→ Exercise goal: Which lines in the records below hold the word "placeholder"? Copy each of them.

→ Information supplied:
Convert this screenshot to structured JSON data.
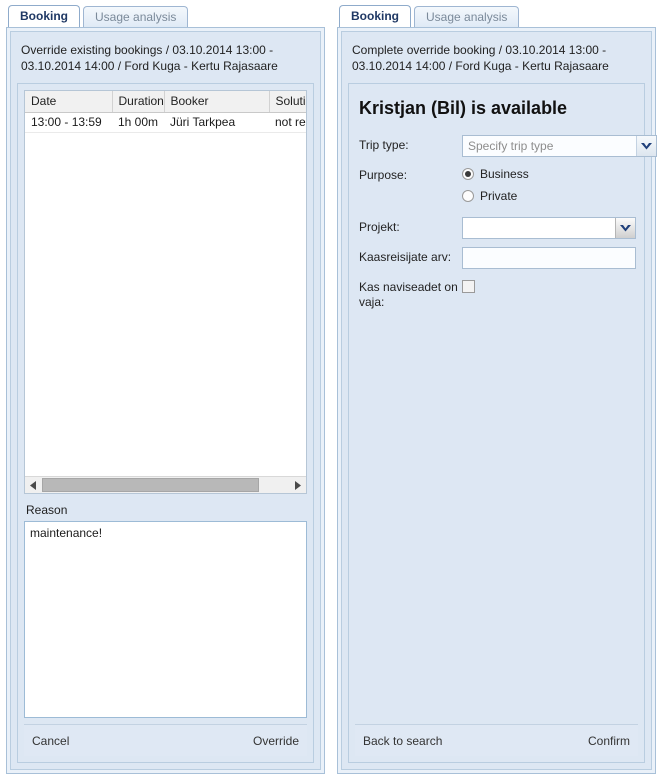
{
  "colors": {
    "tab_active_text": "#1f3864",
    "tab_inactive_text": "#7b8a9a",
    "panel_bg": "#dde7f3",
    "frame_bg": "#eaf1f9",
    "border": "#b9cde0",
    "footer_bg": "#dfe8f4"
  },
  "left_panel": {
    "tabs": [
      {
        "label": "Booking",
        "active": true
      },
      {
        "label": "Usage analysis",
        "active": false
      }
    ],
    "title": "Override existing bookings / 03.10.2014 13:00 - 03.10.2014 14:00 / Ford Kuga - Kertu Rajasaare",
    "grid": {
      "columns": [
        "Date",
        "Duration",
        "Booker",
        "Solution"
      ],
      "rows": [
        [
          "13:00 - 13:59",
          "1h 00m",
          "Jüri Tarkpea",
          "not rebook"
        ]
      ]
    },
    "scrollbar": {
      "left_arrow_icon": "triangle-left-icon",
      "right_arrow_icon": "triangle-right-icon"
    },
    "reason": {
      "label": "Reason",
      "value": "maintenance!",
      "placeholder": ""
    },
    "footer": {
      "cancel_label": "Cancel",
      "override_label": "Override"
    }
  },
  "right_panel": {
    "tabs": [
      {
        "label": "Booking",
        "active": true
      },
      {
        "label": "Usage analysis",
        "active": false
      }
    ],
    "title": "Complete override booking / 03.10.2014 13:00 - 03.10.2014 14:00 / Ford Kuga - Kertu Rajasaare",
    "availability_heading": "Kristjan (Bil) is available",
    "form": {
      "trip_type": {
        "label": "Trip type:",
        "value": "Specify trip type",
        "placeholder": "Specify trip type"
      },
      "purpose": {
        "label": "Purpose:",
        "options": [
          {
            "label": "Business",
            "selected": true
          },
          {
            "label": "Private",
            "selected": false
          }
        ]
      },
      "projekt": {
        "label": "Projekt:",
        "value": "",
        "placeholder": ""
      },
      "passengers": {
        "label": "Kaasreisijate arv:",
        "value": "",
        "placeholder": ""
      },
      "navigation_device": {
        "label": "Kas naviseadet on vaja:",
        "checked": false
      }
    },
    "footer": {
      "back_label": "Back to search",
      "confirm_label": "Confirm"
    }
  }
}
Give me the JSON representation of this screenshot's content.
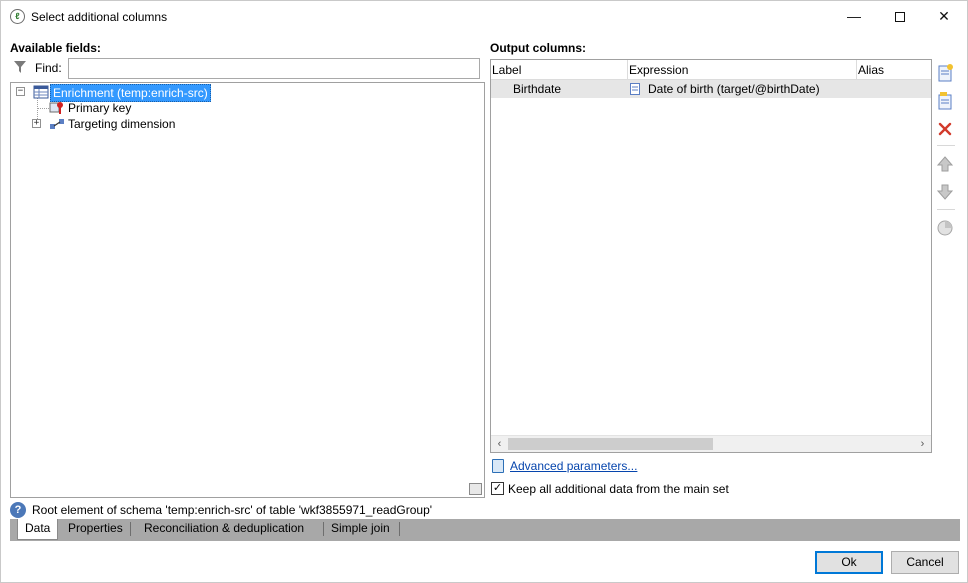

→ Solution:
      "placeholder": ""
        "placeholder": "Specify trip type"
        "placeholder": ""
        "placeholder": ""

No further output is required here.